When we think about the people in our society whose duty it is to protect us from harm, the obvious professions that come to mind are most likely firefighters, ER doctors and nurses, and EMTs. They ensure our health and safety, needs that must be met in order to live a happy and peaceful life.
But, have you ever considered that the chefs at your favorite restaurants also make their guests' safety and health their top priority?
As we sit down for dinner in a restaurant with friends, family, or colleagues, we often take for granted how much effort goes into preparing meals that adhere to food safety guidelines, including the accommodation of a myriad of allergies and dietary restrictions that afflict patrons. We also take for granted how important these accommodations are to those who suffer from allergies; because of the diligence of both FOH and BOH staff, we are able to enjoy the pleasure of going out on the town to eat a fantastic work of culinary art, meet loved ones for a quick lunch to catch up, and order that pizza on Friday night after a work week that has left us too exhausted to cook.
Can you imagine how things would change for these folks if restaurants did not make such health accommodations? Going out to eat for those suffering from serious allergies would be risking a trip to the ER, or worse.
In case you’re not convinced on the importance of this issue, here are some facts that might put things into perspective, according to FARE (Food Allergy Research and Education):
- It is estimated that up to 15 million people suffer from potentially fatal food allergies; one in every 13 children are afflicted.
- The economic impact of children’s allergies costs us around $25 billion per year. Yes, BILLION.
- 90% of food reactions are caused by eight foods: milk, eggs, peanuts, tree nuts, soy, wheat, fish, and shellfish. Nearly all restaurants in existence today use at least one or two of these ingredients in their dishes.
Anyone who suffers or knows someone who suffers from a real food allergy understands how quickly things can take a turn for the worst if the proper precautions are not taken during a meal at a restaurant. On top of this, LegalMatch states that if an allergic reaction occurs within your restaurant, you may be held liable for any expenses or injuries that come along as a result.
3 Ways to Accomodate Allergies At Your Restaurant
Accommodating allergies can be complicated, but with some education, creativity, and teamwork, your restaurant can avoid an emergency situation, and the legal repurcussions that could accompany it. Here are a few ways you can minimize problematic allergic reactions, while enhancing your guests’ experience:
1. Require all staff members to become allergen-trained through ServSafe.
This training will ensure everyone on your team is on the same page when it comes to communication, as well as preventing and dealing with emergencies brought on by allergic reactions.
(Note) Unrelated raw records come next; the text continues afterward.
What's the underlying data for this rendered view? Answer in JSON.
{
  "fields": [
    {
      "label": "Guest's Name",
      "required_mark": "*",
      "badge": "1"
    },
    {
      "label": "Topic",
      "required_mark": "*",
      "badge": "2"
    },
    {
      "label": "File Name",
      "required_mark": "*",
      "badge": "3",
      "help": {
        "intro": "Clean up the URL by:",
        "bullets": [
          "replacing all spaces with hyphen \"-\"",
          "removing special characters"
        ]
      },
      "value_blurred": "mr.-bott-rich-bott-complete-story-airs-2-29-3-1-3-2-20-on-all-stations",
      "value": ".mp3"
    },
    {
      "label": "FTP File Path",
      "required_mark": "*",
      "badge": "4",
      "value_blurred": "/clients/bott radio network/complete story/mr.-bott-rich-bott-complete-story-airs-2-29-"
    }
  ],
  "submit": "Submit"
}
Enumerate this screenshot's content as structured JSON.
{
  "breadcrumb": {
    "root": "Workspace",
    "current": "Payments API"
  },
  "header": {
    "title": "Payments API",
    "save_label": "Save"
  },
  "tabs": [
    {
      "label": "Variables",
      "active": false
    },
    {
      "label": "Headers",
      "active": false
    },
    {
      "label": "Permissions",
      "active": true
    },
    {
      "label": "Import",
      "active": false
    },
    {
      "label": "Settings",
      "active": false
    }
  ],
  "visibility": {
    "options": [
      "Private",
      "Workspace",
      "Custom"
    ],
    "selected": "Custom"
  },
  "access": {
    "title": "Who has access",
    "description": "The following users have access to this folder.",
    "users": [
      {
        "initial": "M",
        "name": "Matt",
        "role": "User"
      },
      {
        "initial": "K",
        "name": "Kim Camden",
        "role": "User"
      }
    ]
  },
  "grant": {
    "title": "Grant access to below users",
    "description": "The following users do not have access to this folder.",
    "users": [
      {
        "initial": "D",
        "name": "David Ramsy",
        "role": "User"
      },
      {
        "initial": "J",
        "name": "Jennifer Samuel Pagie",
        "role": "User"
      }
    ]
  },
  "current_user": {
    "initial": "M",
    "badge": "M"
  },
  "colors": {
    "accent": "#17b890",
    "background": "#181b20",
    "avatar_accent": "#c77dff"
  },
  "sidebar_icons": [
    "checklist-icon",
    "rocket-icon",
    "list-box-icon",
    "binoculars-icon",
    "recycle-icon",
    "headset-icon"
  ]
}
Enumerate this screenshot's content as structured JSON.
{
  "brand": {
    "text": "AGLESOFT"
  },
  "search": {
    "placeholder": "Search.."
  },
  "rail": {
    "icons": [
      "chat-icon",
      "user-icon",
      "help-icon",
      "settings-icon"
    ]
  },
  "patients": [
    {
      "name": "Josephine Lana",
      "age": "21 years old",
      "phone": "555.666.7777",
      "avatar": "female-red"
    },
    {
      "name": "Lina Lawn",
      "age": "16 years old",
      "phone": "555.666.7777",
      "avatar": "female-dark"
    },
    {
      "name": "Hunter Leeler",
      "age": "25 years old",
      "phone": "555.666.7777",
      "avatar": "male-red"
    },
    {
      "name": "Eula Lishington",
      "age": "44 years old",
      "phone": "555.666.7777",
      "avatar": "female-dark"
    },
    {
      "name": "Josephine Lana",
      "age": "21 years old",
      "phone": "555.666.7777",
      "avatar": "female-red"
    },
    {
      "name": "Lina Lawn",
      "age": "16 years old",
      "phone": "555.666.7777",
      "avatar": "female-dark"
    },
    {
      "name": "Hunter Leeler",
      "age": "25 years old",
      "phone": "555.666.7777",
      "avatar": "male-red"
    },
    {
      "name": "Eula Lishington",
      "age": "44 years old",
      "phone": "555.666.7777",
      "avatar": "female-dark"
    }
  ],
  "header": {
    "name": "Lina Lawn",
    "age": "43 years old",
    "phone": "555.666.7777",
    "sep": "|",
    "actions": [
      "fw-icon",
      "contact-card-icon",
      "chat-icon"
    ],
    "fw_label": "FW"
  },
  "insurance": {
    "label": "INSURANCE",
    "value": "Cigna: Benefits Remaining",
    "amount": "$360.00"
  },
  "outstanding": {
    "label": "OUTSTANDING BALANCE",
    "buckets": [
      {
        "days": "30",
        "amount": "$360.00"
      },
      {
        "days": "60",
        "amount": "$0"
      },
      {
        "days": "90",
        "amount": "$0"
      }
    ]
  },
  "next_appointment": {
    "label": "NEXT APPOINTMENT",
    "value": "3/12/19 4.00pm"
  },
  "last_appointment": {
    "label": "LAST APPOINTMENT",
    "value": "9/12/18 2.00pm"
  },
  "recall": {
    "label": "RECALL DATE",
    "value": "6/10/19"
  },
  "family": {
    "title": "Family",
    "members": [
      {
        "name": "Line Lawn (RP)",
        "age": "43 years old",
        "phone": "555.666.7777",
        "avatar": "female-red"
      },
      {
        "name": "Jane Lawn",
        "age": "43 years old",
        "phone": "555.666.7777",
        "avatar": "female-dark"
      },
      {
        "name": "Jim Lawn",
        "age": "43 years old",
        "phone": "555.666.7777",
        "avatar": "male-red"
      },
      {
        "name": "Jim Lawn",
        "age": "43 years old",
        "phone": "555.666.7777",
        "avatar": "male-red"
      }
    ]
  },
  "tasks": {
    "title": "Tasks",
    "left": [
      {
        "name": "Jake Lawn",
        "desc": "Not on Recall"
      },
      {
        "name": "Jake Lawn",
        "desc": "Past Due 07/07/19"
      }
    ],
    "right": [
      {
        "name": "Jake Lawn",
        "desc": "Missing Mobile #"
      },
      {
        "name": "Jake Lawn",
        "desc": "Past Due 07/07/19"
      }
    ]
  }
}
If an emergency does arise, the guests nearby are bound to notice. They’ll be able to see whether or not your staff are equipped to handle these types of situations. With the proper training, staff will keep the afflicted guest safe, and you’ll win some return business when those observing see how well the situation was handled.
2. Have allergen-specific menus for all or some of the eight ingredients mentioned above to offer to guests who need accommodation.
Not only do you cut back on time spent running back and forth to the kitchen to ask about how menu items can accommodate a specific allergy, but on the other side of the coin, guests suffering from allergies don't have to become an amateur sleuth to find out which menu items are acceptable. With a menu specifically catered to them, they can know they are free to choose from any items on these menus. We go out to eat to have fun, not to get anxious over meal choices!
3. Communication is key . Train your servers to know which menu items can accommodate allergies, and make sure they are getting the allergy alert to the kitchen.
Some restaurant POS systems, like Toast, offers an “item detail” function, pulling up important details and notes about specific dishes, including allergies they can accommodate. Having something like this available to your servers will allow them to make educated recommendations without spending valuable time running back and forth to the kitchen. (Please note: This is not a substitute for letting the kitchen know who has an allergy! Avoiding cross-contamination is as crucial as offering the right menu items.)
How does your restaurant deal with food allergies?